Christian Spiritual Formation
Previously, we wrote about a definition of spiritual formation, as well as a definition of discipleship. Here, we’ll expand phrase-by-phrase on what we mean when we say,
Christian spiritual formation is the lifelong process of being conformed into the image of Jesus Christ for the sake of the world.
Christian spiritual formation
As we’ve said, everyone goes through spiritual formation. But ours is distinctly “Christian” in the sense that we have:
1. Experienced conversion of the heart, where God makes it possible for us to partner with Him in our own spiritual formation.
4. Decided to reject other forms of spiritual formation as we are made aware of them.
We must determine, according to Dallas Willard, what in our spirit needs to be changed and how that change can be brought about. He says in Renovation of the Heart,
“The revolution of Jesus is in the first place and continuously a revolution of the human heart or spirit. It did not and does not proceed by means of the formation of social institutions and laws, the outer forms of our existence, intending that these would then impose a good order of life upon people who come under their power. Rather, his is a revolution of character, which proceeds by changing people from the inside through ongoing personal relationship to God in Christ and to one another. It [His revolution] is one that changes their ideas, beliefs, feelings, and habits of choice, as well as their bodily tendencies and social relations” (p. 15).
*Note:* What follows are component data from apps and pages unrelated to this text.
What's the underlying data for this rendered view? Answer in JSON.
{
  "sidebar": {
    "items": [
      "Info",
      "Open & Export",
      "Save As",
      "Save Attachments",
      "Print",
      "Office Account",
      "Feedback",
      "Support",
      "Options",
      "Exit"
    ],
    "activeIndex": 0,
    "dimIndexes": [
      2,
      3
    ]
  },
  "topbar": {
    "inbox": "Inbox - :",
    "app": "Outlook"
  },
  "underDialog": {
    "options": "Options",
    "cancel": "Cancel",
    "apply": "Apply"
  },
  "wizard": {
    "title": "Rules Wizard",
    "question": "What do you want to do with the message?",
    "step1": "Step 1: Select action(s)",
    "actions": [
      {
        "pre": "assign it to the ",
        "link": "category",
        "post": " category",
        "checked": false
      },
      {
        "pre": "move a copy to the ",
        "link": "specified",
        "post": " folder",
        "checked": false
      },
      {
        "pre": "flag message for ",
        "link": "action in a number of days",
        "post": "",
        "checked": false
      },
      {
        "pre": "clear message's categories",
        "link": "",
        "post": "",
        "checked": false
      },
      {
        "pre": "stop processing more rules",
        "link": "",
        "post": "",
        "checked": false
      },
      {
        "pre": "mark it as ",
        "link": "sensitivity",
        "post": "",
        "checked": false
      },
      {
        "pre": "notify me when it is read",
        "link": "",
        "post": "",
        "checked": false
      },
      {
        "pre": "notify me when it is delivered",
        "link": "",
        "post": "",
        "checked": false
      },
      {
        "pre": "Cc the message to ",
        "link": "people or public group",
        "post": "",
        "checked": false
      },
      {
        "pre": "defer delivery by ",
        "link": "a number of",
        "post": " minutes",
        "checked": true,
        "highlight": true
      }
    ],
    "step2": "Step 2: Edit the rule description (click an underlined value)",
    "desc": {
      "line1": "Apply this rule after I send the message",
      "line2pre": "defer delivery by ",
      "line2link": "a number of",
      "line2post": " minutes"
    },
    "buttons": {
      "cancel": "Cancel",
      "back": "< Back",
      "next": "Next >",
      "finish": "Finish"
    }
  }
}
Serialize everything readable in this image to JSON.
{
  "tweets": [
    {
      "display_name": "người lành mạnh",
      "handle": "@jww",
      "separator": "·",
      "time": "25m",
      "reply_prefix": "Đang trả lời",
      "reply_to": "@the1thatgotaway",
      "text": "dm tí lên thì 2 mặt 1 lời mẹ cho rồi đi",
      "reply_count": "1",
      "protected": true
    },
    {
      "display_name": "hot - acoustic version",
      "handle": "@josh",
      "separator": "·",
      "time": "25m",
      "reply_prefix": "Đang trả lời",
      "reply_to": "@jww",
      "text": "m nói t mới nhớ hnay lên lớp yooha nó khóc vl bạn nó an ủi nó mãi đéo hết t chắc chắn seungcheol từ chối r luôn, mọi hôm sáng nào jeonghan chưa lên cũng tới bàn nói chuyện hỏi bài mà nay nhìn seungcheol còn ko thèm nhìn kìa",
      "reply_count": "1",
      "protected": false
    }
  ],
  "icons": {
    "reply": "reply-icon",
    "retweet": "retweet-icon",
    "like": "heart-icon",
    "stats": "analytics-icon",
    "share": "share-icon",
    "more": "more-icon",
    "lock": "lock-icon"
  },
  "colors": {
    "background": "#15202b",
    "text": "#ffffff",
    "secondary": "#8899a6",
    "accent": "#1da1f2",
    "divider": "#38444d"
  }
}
Christian spiritual formation takes place only as our hearts are transformed. Thus, Jesus can speak of how our inner person comes across in our outer person. Matthew 12:33-35 says, “Make a tree good and its fruit will be good, or make a tree bad and its fruit will be bad, for a tree is recognized by its fruit. You brood of vipers, how can you who are evil say anything good? For out of the overflow of the heart the mouth speaks. Good people bring good things out of the good stored up in them, and evil people bring evil things out of the evil stored up in them.”
The danger here is that because we can see what happens externally, we then focus on it as the barometer of our spiritual formation or of the spiritual formation of others. We delve into legalism quickly when we watch for how people dress, whether they pray, church attendance, etc.
1. Conversion is a necessary part of spiritual formation, but it alone is not sufficient. Just as self-identifying as a Christian does not a Christian make, so also conversion alone does not a disciple make. It is the “ongoing personal relationship to God in Christ and to one another” that makes the ongoing difference.